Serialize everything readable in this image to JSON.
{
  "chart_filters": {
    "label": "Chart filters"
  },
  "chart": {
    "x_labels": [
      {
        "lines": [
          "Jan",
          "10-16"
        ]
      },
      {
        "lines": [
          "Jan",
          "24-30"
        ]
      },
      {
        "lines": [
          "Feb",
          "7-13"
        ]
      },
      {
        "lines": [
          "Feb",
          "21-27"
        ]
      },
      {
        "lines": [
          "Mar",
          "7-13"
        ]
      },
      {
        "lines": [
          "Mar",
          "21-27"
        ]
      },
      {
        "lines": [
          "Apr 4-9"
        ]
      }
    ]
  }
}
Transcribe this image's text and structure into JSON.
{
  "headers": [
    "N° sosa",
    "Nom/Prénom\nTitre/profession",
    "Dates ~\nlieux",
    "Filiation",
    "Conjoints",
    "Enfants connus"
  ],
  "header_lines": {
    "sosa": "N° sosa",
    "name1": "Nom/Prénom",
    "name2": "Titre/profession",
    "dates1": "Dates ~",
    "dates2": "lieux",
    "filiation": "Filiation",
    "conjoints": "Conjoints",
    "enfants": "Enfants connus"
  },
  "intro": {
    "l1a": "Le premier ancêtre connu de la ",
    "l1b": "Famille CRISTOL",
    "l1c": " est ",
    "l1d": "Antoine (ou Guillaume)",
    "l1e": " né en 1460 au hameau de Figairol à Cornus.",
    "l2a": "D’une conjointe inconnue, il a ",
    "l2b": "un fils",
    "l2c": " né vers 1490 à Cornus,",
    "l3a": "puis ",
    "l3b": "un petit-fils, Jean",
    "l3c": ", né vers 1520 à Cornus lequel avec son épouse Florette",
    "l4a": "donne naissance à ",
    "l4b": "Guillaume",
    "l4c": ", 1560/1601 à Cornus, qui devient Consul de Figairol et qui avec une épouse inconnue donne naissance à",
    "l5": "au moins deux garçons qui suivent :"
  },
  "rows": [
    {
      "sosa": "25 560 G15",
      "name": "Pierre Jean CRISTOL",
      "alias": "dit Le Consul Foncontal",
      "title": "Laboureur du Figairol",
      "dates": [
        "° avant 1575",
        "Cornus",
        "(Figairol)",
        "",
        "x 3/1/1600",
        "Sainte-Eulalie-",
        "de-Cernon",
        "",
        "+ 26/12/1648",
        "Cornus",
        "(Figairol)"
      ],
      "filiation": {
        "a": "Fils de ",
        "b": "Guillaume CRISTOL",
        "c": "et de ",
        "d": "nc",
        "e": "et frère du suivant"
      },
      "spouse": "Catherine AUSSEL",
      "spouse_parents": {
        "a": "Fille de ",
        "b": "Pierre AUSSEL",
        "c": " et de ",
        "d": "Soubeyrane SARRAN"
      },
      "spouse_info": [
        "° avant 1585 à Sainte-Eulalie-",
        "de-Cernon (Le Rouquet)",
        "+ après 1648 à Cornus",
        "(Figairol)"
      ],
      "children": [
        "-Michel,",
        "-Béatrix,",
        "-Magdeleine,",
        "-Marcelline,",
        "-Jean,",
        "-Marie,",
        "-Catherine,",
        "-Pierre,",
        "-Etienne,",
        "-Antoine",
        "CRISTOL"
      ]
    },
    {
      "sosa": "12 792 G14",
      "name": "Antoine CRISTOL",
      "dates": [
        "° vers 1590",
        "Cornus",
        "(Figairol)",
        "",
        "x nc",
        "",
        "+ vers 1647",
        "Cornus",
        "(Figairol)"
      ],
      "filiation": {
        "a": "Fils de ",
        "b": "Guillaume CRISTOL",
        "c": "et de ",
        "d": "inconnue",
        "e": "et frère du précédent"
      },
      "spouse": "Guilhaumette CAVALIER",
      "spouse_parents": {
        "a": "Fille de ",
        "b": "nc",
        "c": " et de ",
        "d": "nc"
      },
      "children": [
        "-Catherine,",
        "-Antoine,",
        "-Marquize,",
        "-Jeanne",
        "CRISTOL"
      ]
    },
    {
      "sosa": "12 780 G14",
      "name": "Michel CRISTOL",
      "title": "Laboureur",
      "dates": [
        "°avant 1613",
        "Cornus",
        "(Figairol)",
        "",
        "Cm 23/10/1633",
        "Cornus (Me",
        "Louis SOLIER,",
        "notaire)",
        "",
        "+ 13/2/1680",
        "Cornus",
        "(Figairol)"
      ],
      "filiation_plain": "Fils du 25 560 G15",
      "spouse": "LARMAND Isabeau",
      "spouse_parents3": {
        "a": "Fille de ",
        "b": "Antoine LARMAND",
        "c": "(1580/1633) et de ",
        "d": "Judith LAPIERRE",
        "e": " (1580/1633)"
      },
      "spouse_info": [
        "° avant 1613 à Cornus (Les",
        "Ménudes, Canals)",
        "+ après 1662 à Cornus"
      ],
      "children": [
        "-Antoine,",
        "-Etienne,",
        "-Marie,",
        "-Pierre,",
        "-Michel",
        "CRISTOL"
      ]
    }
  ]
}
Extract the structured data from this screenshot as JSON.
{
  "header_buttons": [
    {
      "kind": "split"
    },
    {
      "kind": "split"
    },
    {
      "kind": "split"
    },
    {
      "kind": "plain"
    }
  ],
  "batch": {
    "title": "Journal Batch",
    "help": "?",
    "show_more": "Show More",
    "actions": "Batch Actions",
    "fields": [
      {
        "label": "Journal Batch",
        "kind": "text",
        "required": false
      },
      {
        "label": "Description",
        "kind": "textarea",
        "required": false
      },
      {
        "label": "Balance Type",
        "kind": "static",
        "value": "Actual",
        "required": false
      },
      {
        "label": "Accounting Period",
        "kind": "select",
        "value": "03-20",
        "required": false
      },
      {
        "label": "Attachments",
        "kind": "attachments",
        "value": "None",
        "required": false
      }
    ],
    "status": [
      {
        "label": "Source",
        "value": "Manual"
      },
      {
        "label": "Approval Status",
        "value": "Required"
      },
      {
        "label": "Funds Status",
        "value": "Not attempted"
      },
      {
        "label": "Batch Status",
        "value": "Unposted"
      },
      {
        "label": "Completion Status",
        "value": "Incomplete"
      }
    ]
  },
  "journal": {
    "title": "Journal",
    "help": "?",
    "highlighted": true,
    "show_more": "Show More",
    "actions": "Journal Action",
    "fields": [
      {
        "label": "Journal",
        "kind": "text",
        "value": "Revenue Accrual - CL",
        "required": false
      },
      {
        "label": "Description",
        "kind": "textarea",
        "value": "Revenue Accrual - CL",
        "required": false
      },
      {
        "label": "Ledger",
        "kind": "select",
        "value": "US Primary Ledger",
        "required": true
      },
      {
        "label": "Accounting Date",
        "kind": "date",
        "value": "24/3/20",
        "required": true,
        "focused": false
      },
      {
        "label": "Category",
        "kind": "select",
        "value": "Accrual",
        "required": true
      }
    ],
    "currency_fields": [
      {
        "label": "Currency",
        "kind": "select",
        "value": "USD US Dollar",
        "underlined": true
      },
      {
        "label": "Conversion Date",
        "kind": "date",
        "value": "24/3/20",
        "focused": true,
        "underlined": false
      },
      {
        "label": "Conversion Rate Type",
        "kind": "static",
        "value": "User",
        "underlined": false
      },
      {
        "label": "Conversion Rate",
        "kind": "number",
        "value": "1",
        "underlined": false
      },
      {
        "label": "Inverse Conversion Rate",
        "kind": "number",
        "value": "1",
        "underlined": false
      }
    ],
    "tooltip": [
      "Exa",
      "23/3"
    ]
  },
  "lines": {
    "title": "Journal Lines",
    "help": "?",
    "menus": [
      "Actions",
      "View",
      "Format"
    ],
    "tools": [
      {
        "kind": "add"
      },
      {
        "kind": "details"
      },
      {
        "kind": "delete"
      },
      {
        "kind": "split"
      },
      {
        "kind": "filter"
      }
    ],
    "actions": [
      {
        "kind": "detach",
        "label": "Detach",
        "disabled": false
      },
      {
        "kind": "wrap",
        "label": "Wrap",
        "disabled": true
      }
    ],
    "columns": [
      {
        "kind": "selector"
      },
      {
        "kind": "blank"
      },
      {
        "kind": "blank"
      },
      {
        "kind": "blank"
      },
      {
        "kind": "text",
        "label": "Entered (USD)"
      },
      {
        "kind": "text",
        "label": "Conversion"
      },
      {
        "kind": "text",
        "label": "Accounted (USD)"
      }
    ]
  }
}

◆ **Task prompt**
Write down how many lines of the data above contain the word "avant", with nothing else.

◆ **Answer to this problem**
4